TELLURIDE – Have you ever just wanted to check out on life? Maybe put everything on hold for a moment? Maybe you’ve even thought, “Hey, I can just go live up in the top floor above the garage and no one will notice I’m there for almost a year.” Sounds fun doesn’t it? Well, if you’re curious to see how this preposterous scenario plays out, then Robin Swicord’s “Wakefield” is for you.
Initially the premise is sort of intriguing. Howard Wakefield (Bryan Cranston), who generally answers to just his last name, is a Manhattan corporate lawyer who is obviously bored with the current suburban existence he returns to every night. His wife Diana (Jennifer Garner) is seemingly so beautiful and kind that it starts to be annoying (to Wakefield anyway). And, like most Dads, his teenage twin daughters really want nothing to do with him. One night, after a power outage ends his train commute far from the station, he finds himself pondering his current state of affairs on the long walk home. When he strolls down his driveway he discovers a raccoon near the garage directly behind the house. He throws his briefcase at the animal only to see it go inside a stairwell that goes to the second floor above the garage. Resigned to make sure the animal does no damage he goes inside and scares it out. While in the seldom-used room he notices it’s primary oval window looks straight into the kitchen and eating area of the back of the house (the window is shaped like a peephole, get it?). And much to his enjoyment, he just can’t stop watching his family through it.

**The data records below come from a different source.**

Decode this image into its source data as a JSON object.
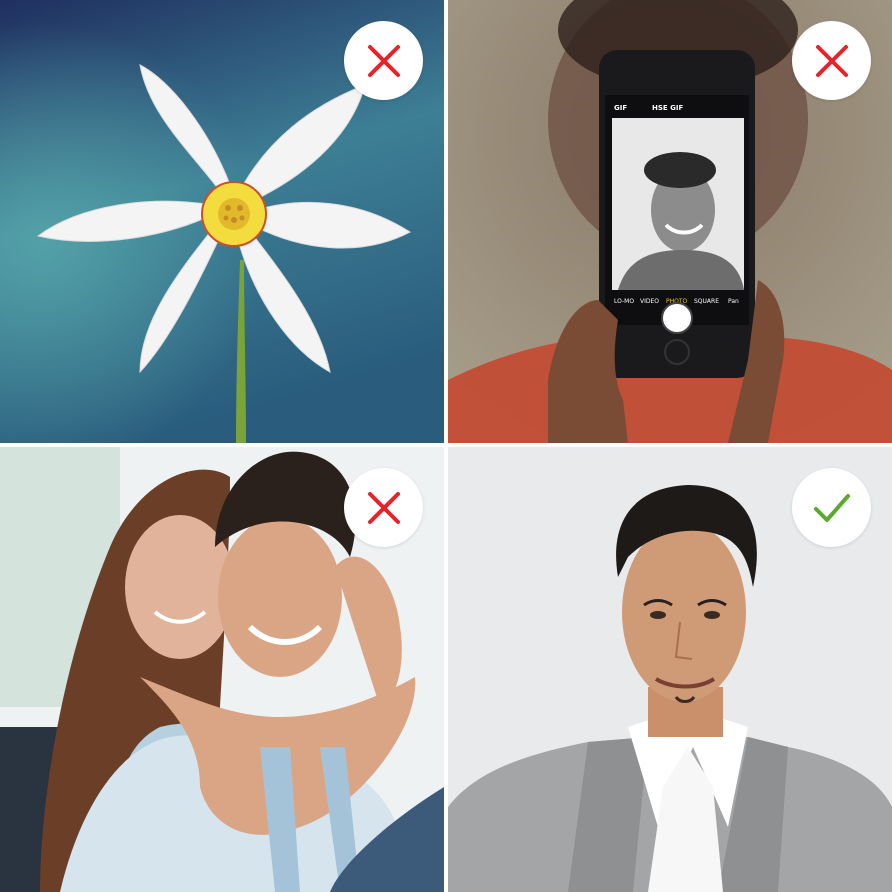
{
  "tiles": [
    {
      "subject": "white-flower",
      "verdict": "rejected",
      "verdict_icon": "cross-icon"
    },
    {
      "subject": "phone-selfie",
      "verdict": "rejected",
      "verdict_icon": "cross-icon"
    },
    {
      "subject": "couple-photo",
      "verdict": "rejected",
      "verdict_icon": "cross-icon"
    },
    {
      "subject": "headshot-portrait",
      "verdict": "accepted",
      "verdict_icon": "check-icon"
    }
  ],
  "phone_ui": {
    "top_bar": [
      "GIF",
      "HSE GIF"
    ],
    "modes": [
      "LO-MO",
      "VIDEO",
      "PHOTO",
      "SQUARE",
      "Pan"
    ]
  },
  "colors": {
    "cross": "#e8222b",
    "check": "#5aaa2e",
    "badge_bg": "#ffffff"
  }
}
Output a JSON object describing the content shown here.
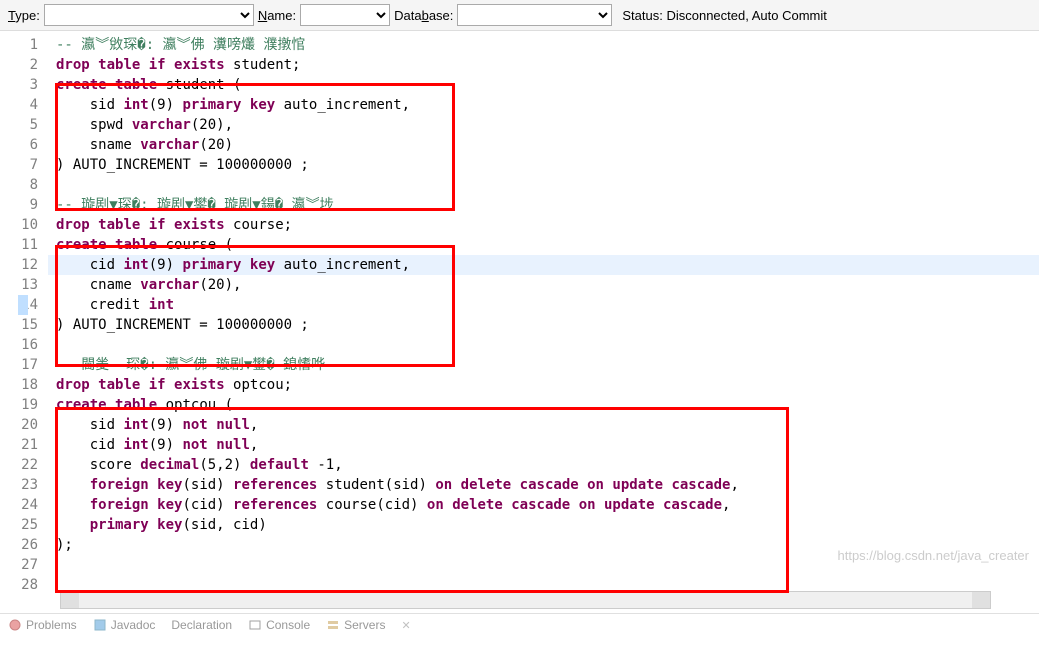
{
  "toolbar": {
    "type_label": "Type:",
    "name_label": "Name:",
    "database_label": "Database:",
    "status_text": "Status: Disconnected, Auto Commit"
  },
  "code": {
    "lines": [
      {
        "n": 1,
        "segs": [
          {
            "t": "-- 瀛︾敓琛�: 瀛︾佛 瀵嗙爜 濮撴悺",
            "c": "comment"
          }
        ]
      },
      {
        "n": 2,
        "segs": [
          {
            "t": "drop",
            "c": "kw"
          },
          {
            "t": " "
          },
          {
            "t": "table",
            "c": "kw"
          },
          {
            "t": " "
          },
          {
            "t": "if",
            "c": "kw"
          },
          {
            "t": " "
          },
          {
            "t": "exists",
            "c": "kw"
          },
          {
            "t": " student;"
          }
        ]
      },
      {
        "n": 3,
        "segs": [
          {
            "t": "create",
            "c": "kw"
          },
          {
            "t": " "
          },
          {
            "t": "table",
            "c": "kw"
          },
          {
            "t": " student ("
          }
        ]
      },
      {
        "n": 4,
        "segs": [
          {
            "t": "    sid "
          },
          {
            "t": "int",
            "c": "kw"
          },
          {
            "t": "(9) "
          },
          {
            "t": "primary",
            "c": "kw"
          },
          {
            "t": " "
          },
          {
            "t": "key",
            "c": "kw"
          },
          {
            "t": " auto_increment,"
          }
        ]
      },
      {
        "n": 5,
        "segs": [
          {
            "t": "    spwd "
          },
          {
            "t": "varchar",
            "c": "kw"
          },
          {
            "t": "(20),"
          }
        ]
      },
      {
        "n": 6,
        "segs": [
          {
            "t": "    sname "
          },
          {
            "t": "varchar",
            "c": "kw"
          },
          {
            "t": "(20)"
          }
        ]
      },
      {
        "n": 7,
        "segs": [
          {
            "t": ") AUTO_INCREMENT = 100000000 ;"
          }
        ]
      },
      {
        "n": 8,
        "segs": [
          {
            "t": ""
          }
        ]
      },
      {
        "n": 9,
        "segs": [
          {
            "t": "-- 璇剧▼琛�: 璇剧▼鐢� 璇剧▼鍚� 瀛︾埗",
            "c": "comment"
          }
        ]
      },
      {
        "n": 10,
        "segs": [
          {
            "t": "drop",
            "c": "kw"
          },
          {
            "t": " "
          },
          {
            "t": "table",
            "c": "kw"
          },
          {
            "t": " "
          },
          {
            "t": "if",
            "c": "kw"
          },
          {
            "t": " "
          },
          {
            "t": "exists",
            "c": "kw"
          },
          {
            "t": " course;"
          }
        ]
      },
      {
        "n": 11,
        "segs": [
          {
            "t": "create",
            "c": "kw"
          },
          {
            "t": " "
          },
          {
            "t": "table",
            "c": "kw"
          },
          {
            "t": " course ("
          }
        ]
      },
      {
        "n": 12,
        "hl": true,
        "segs": [
          {
            "t": "    cid "
          },
          {
            "t": "int",
            "c": "kw"
          },
          {
            "t": "(9) "
          },
          {
            "t": "primary",
            "c": "kw"
          },
          {
            "t": " "
          },
          {
            "t": "key",
            "c": "kw"
          },
          {
            "t": " auto_increment,"
          }
        ]
      },
      {
        "n": 13,
        "segs": [
          {
            "t": "    cname "
          },
          {
            "t": "varchar",
            "c": "kw"
          },
          {
            "t": "(20),"
          }
        ]
      },
      {
        "n": 14,
        "segs": [
          {
            "t": "    credit "
          },
          {
            "t": "int",
            "c": "kw"
          }
        ]
      },
      {
        "n": 15,
        "segs": [
          {
            "t": ") AUTO_INCREMENT = 100000000 ;"
          }
        ]
      },
      {
        "n": 16,
        "segs": [
          {
            "t": ""
          }
        ]
      },
      {
        "n": 17,
        "segs": [
          {
            "t": "-- 閫夎  琛�: 瀛︾佛 璇剧▼鐢� 鎴愭哗",
            "c": "comment"
          }
        ]
      },
      {
        "n": 18,
        "segs": [
          {
            "t": "drop",
            "c": "kw"
          },
          {
            "t": " "
          },
          {
            "t": "table",
            "c": "kw"
          },
          {
            "t": " "
          },
          {
            "t": "if",
            "c": "kw"
          },
          {
            "t": " "
          },
          {
            "t": "exists",
            "c": "kw"
          },
          {
            "t": " optcou;"
          }
        ]
      },
      {
        "n": 19,
        "segs": [
          {
            "t": "create",
            "c": "kw"
          },
          {
            "t": " "
          },
          {
            "t": "table",
            "c": "kw"
          },
          {
            "t": " optcou ("
          }
        ]
      },
      {
        "n": 20,
        "segs": [
          {
            "t": "    sid "
          },
          {
            "t": "int",
            "c": "kw"
          },
          {
            "t": "(9) "
          },
          {
            "t": "not",
            "c": "kw"
          },
          {
            "t": " "
          },
          {
            "t": "null",
            "c": "kw"
          },
          {
            "t": ","
          }
        ]
      },
      {
        "n": 21,
        "segs": [
          {
            "t": "    cid "
          },
          {
            "t": "int",
            "c": "kw"
          },
          {
            "t": "(9) "
          },
          {
            "t": "not",
            "c": "kw"
          },
          {
            "t": " "
          },
          {
            "t": "null",
            "c": "kw"
          },
          {
            "t": ","
          }
        ]
      },
      {
        "n": 22,
        "segs": [
          {
            "t": "    score "
          },
          {
            "t": "decimal",
            "c": "kw"
          },
          {
            "t": "(5,2) "
          },
          {
            "t": "default",
            "c": "kw"
          },
          {
            "t": " -1,"
          }
        ]
      },
      {
        "n": 23,
        "segs": [
          {
            "t": "    "
          },
          {
            "t": "foreign",
            "c": "kw"
          },
          {
            "t": " "
          },
          {
            "t": "key",
            "c": "kw"
          },
          {
            "t": "(sid) "
          },
          {
            "t": "references",
            "c": "kw"
          },
          {
            "t": " student(sid) "
          },
          {
            "t": "on",
            "c": "kw"
          },
          {
            "t": " "
          },
          {
            "t": "delete",
            "c": "kw"
          },
          {
            "t": " "
          },
          {
            "t": "cascade",
            "c": "kw"
          },
          {
            "t": " "
          },
          {
            "t": "on",
            "c": "kw"
          },
          {
            "t": " "
          },
          {
            "t": "update",
            "c": "kw"
          },
          {
            "t": " "
          },
          {
            "t": "cascade",
            "c": "kw"
          },
          {
            "t": ","
          }
        ]
      },
      {
        "n": 24,
        "segs": [
          {
            "t": "    "
          },
          {
            "t": "foreign",
            "c": "kw"
          },
          {
            "t": " "
          },
          {
            "t": "key",
            "c": "kw"
          },
          {
            "t": "(cid) "
          },
          {
            "t": "references",
            "c": "kw"
          },
          {
            "t": " course(cid) "
          },
          {
            "t": "on",
            "c": "kw"
          },
          {
            "t": " "
          },
          {
            "t": "delete",
            "c": "kw"
          },
          {
            "t": " "
          },
          {
            "t": "cascade",
            "c": "kw"
          },
          {
            "t": " "
          },
          {
            "t": "on",
            "c": "kw"
          },
          {
            "t": " "
          },
          {
            "t": "update",
            "c": "kw"
          },
          {
            "t": " "
          },
          {
            "t": "cascade",
            "c": "kw"
          },
          {
            "t": ","
          }
        ]
      },
      {
        "n": 25,
        "segs": [
          {
            "t": "    "
          },
          {
            "t": "primary",
            "c": "kw"
          },
          {
            "t": " "
          },
          {
            "t": "key",
            "c": "kw"
          },
          {
            "t": "(sid, cid)"
          }
        ]
      },
      {
        "n": 26,
        "segs": [
          {
            "t": ");"
          }
        ]
      },
      {
        "n": 27,
        "segs": [
          {
            "t": ""
          }
        ]
      },
      {
        "n": 28,
        "segs": [
          {
            "t": ""
          }
        ]
      }
    ]
  },
  "bottom_tabs": {
    "problems": "Problems",
    "javadoc": "Javadoc",
    "declaration": "Declaration",
    "console": "Console",
    "servers": "Servers"
  },
  "watermark": "https://blog.csdn.net/java_creater"
}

As he tells us — and he tells us a lot because almost the entire movie is his voiceover — he and Diana used to play a game where she would flirt with another man at a social gathering to make him jealous. They would return home, argue and then have great sex. Wakefield, it seems, gets off on watching other people and figuring out what they are doing. It simply entertains him. After falling asleep in a chair in the room he awakes the next morning and once again can’t stop looking at the events going on in the house. Before he knows it, things escalate, and he’s spent days and then weeks living above the garage, and no one seems to care enough to look for him. Soon months pass. He’s eating food thrown out by his neighbors, peeing in bottles, and crapping in a plastic bag he throws out every now and then.* But, he’s still entertained watching his family move on without him (and by the way, they move on pretty quickly).
*How Diana would never notice this smelly bag he’s dumping in their own garbage bins, the same ones she walks by every day to her car, is just one example of the film’s gaps of logic.
Ostensibly a homeless person at this point, with dirty clothes, long hair and a scraggly beard, Wakefield can walk through town and hang in the park with no one recognizing him. One day a young child even comes up and gives him a dollar without Wakefield asking for it. There appears to be no plan or end game to this either. Wakefield does worry that Diana might have to sell the house, and with it his living arrangements, when things appear to get tight financially, but that turns out to be a fleeting concern. Even when winter arrives and he gets sick from the extreme cold you still don’t see where this is all going. Moreover, you don’t care.
Swicord, a longtime Hollywood screenwriter who previously directed “The Jane Austen Book Club,” is also responsible for the screenplay. Her biggest mistake is that for all his witty wisecracks, put downs and smart observations, Wakefield is first and foremost an asshole. As the movie progresses he explains, among other things, how he basically stole Diana right out and under from his best friend Dirk (Jason O’Mara) who she was dating at the time. He’s pretty much a misogynist and seemingly has no respect for anyone other than himself. What a guy, right?
The picture’s other major miscalculation is having Wakefield narrate at least 80% of a 2-hour long film. Yep, almost the entire movie finds the lead character explaining to the audience what is going on. That might have worked for a short or in small doses, but in this case it makes the entire endeavor feel repetitive and drag along at a snail’s pace.
It goes without saying that Cranston has a lot to carry on his shoulders and he does an admirable job. It’s hard not to laugh every so often at one of Wakefield’s snide remarks and that’s effectively because of how Cranston sells it. But even this accomplished actor can’t make you feel any sympathy for a character whose actions defy convention in the most unimaginative ways (Swicord attempts to soften Wakefield in the third act by introducing two neighborhood teens suffering from Down Syndrome who befriend him, but by then, it’s far too late).
Most of Garner’s performance is from a distance and without dialogue (or dialogue you can’t hear). She a pro’s pro who probably sells the film’s concept more than Cranston does. It’s just frustrating that her character is an unknowing passive victim to her husband’s warped breakdown (if that’s really the excuse of what happened to him).
What’s most disheartening about “Wakefield” is that if you put in the investment to endure most of its character’s B.S. you have to expect some sort of payoff at the end. You assume there must be some twist coming or that Diana will get to confront him about what he’s done, but – spoiler alert – there isn’t. The film ends with a gigantic thud, one that feels like a major cop out that makes you head for the exit shaking your head, and never wanting to think about it again. [D]